The ability to design and print custom brachytherapy applicators for patients using 3-D printing and advanced imaging in the planning process has been significant. After scanning the patient, the treatment team identifies the target area and creates a mold with channels for the radioactive materials that the software has defined, which gets hooked up to the after-loader, Dr. Golden summarizes.
The applicators are ideal for treating areas such as the oral cavity or genitourinary system, says Dr. Braunstein, who prints at UCSF with an industrial, small-scale 3-D printer. “When we’re inserting radioactive materials through a catheter, custom-fabricated applicators more tightly conform to the anatomic space and allow delivery of better, more geometrically precise radiotherapy.”
In addition to customization of patient treatment, 3-D printing is proving useful in hands-on education of medical students and resident physicians. As a resident, Dr. Golden recalls his training included an orange taped to the table, simulating the prostate.
“Thanks to 3-D printing, today we’re able to simulate with a 3-D-printed phantom where the bladder and rectum are on ultrasound—a whole other level of simulation—something an orange can’t replicate,” he says.
Three-D printed models simulate high-stakes, real-world procedures that residents otherwise may not get the opportunity to perform hands-on. These models are a low-cost solution for disseminating educational simulation techniques across institutions.
“Rad onc as a specialty has a strong procedural component, especially around brachytherapy, for example,” says Dr. Braunstein. “The actual implantation of radiation sources has a challenging learning curve, and it is very operator dependent. With sophisticated 3-D printing applications, we’re now able to replicate tissue with models that have the same imaging characteristics that real tissue would have under ultrasound, which is very important for proper education and simulation.”
Going to Print: A Promising Future
As radiation oncology applications in 3-D printing continue to advance, physicists and radiation oncologists can learn valuable lessons from those who have successfully deployed solutions, says Dr. Braunstein, both from emergent literature and presentations at annual meetings.

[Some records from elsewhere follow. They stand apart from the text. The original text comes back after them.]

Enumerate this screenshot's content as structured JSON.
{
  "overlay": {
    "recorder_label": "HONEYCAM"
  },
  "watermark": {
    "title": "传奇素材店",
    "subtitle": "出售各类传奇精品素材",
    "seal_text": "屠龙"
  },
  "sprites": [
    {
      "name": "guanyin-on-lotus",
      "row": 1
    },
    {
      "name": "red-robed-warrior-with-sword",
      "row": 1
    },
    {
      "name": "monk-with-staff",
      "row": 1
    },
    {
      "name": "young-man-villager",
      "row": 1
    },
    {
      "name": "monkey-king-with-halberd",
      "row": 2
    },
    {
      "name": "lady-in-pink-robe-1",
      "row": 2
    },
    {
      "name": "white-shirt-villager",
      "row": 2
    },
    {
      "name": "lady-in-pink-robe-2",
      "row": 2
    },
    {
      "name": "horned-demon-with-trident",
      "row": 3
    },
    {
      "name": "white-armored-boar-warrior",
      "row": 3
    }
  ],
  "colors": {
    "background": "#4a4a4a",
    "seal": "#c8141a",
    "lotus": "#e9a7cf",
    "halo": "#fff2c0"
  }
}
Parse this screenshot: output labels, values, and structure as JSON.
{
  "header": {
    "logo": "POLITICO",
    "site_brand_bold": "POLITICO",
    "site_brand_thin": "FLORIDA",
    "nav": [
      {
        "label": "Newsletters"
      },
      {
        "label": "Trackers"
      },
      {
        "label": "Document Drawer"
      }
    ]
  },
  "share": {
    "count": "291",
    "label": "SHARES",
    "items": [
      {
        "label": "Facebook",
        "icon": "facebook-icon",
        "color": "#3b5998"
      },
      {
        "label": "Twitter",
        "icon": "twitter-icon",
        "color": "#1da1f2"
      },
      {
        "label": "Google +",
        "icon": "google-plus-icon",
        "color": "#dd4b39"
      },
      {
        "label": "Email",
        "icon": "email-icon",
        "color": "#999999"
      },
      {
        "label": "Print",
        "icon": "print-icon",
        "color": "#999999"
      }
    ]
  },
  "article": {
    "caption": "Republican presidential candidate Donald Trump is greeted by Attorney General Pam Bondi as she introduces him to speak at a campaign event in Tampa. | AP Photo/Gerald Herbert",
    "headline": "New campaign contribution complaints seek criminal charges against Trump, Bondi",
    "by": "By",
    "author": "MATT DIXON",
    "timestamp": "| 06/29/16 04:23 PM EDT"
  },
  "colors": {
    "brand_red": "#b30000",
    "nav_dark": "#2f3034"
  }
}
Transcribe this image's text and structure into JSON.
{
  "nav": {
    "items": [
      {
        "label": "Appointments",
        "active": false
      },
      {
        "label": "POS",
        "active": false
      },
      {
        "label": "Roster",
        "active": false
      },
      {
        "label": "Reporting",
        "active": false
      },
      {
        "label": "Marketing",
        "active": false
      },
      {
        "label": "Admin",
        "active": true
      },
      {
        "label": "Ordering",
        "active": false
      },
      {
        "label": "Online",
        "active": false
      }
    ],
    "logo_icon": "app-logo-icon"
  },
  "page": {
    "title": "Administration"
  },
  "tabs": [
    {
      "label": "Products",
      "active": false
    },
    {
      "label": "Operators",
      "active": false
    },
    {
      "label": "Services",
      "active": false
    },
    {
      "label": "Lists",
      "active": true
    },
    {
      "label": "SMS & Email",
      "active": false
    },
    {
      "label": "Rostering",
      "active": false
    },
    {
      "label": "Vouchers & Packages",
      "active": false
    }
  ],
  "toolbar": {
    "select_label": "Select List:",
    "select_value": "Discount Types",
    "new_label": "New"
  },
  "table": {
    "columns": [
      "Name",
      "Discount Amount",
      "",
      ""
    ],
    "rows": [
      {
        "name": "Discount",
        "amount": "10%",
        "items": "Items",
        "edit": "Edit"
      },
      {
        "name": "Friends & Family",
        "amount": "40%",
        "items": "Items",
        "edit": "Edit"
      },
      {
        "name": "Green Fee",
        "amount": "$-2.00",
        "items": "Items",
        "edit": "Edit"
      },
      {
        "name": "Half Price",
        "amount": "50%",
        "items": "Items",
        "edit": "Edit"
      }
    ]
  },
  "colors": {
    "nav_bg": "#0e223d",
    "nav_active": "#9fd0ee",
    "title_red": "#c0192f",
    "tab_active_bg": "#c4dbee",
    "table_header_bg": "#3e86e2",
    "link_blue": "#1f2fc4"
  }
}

Current 3-D applications could “shake up the industry quite a bit,” he adds, noting the expanding potential of certain 3-D printed accessories to replace manufacturer-supplied products due to facilitation by simple, user-friendly software.
“Precision and accuracy are critical to our field, and 3-D printing will lead us toward greater precision, accuracy, and speed in our clinical work, research, and training,” says Dr. Braunstein.
Added Dimensions: 3-D Printing Applications in Radiation Oncology. Appl Rad Oncol.
Kerri Reeves is a freelance writer based in Ambler, PA.